Tuesday, May 16, 2006
By the way, I haven't commented on the President's immigration speech because I didn't listen to it or read it. The universal after-the-fact consensus is that he said what everybody expected him to say. So what's to say?
I don't think President Bush's position on immigration, by the way, is at all surprising. Here are the propositions that, I believe, the President holds to be true. They are all disputable, but I think you'll agree that if true they add up to a case for the President's position on this matter.
Maybe I'm crazy, but this is basically what I think the President believes, and, if he believes all of the above, then there's no mystery why he favors a big guestworker program and an amnesty for those illegals already here.
Like I said, every one of these points can be debated. If you read Steve Sailer's blog, I'm sure you know the whole laundry list of arguments on the other side.
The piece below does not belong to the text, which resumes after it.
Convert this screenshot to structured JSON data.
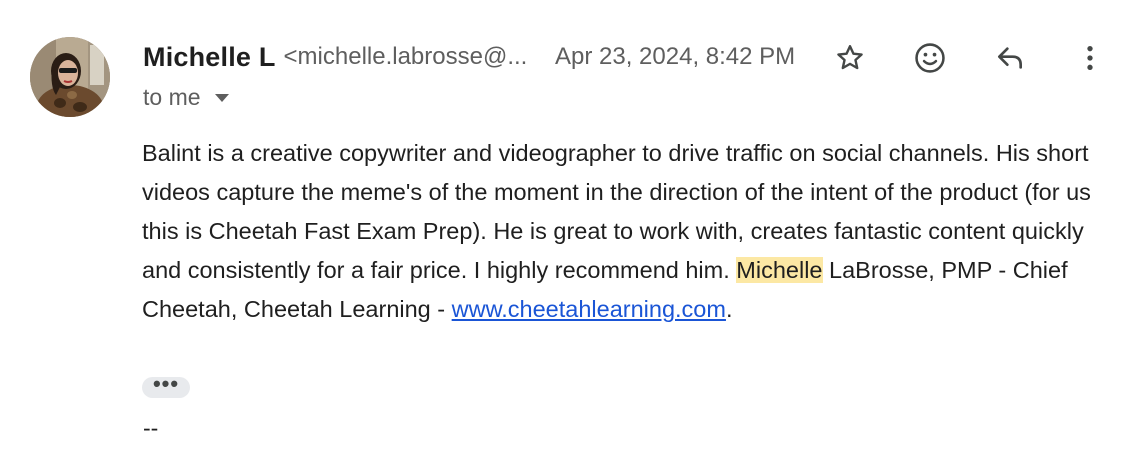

Immigration is really not my issue, but I've tried to get up to speed on it because it seems to be pretty darned important to a whole lot of people. Mostly I wish that supporters of high immigration levels would stop condescending to opponents, and just make their case in a rational manner, and, as well, that immigration restrictionists would drop the conspiratorial talk, the talk of "treason" and the like that really is beyond the pale. Nobody is a traitor here. I don't see any treason in the argument I laid out above any more than I see inherent racism on the part of those who favor immigration restriction. In both cases, I see rational arguments that may well be wrong on multiple levels. If we can't have a rational argument with each other, then the only people who lose is us.
I want to make one other point, and I'm afraid I'm going to offend some people by doing so, so before I do, just remember how incredibly reasonable I am and how attentive I've been to the arguments of immigration restrictionists. I think I'm fairly rare in that regard; by and large, the only people I read who give restrictionist arguments credence are people who have already bought those arguments. That mostly speaks poorly of those who are in the pro-immigration camp than it does speak well for me, but I'm looking for credit anyhow.
Here it is. A very high percentage of articulate opponents of an amnesty for illegal aliens are themselves immigrants who came here legally. They know just how hard we make it for people who are law-abiding and would make excellent citizens to become such. It's quite clear that some of the emotion in their opposition to any kind of amnesty derives from their sense of having been played for chumps: they jumped through all the hoops to do things on the up-and-up, and here eleven million people who broke the rules are getting rewarded. They don't think that's fair, and it burns them up.
It's not fair. I don't have any good argument for why it is fair, because it isn't. And I agree absolutely that if you reward bad behavior, you get more of it. That is one of the many holes in the syllogism I presented above on behalf of the President.
But I want to point out something else. Life isn't fair. All sorts of people who don't play by the rules get rewarded. The fact is that the people who are being rewarded are not that similar to you. You came here with skills, an education, and a middle-class background. Illegal immigrants overwhelmingly come here with nothing. If this is the first time you've noticed that people with little or nothing bend or break the rules that the middle class is forced to play by, then you have not lived much. And if you haven't noticed that there are plenty of instances that go the other way - enforcement of the laws against drug possession, for example - then once again, you haven't lived much.
I really don't want to sound harsh here. But speaking for myself I am much more likely to listen to the policy implications of amnesty - that it will encourage more illegal immigration, for example - than I am to listen to the argument that amnesty is an insult to those who came here legally. On one level, of course it is. But I just don't think that's a good enough basis for a political upheaval such as is being called for in some quarters.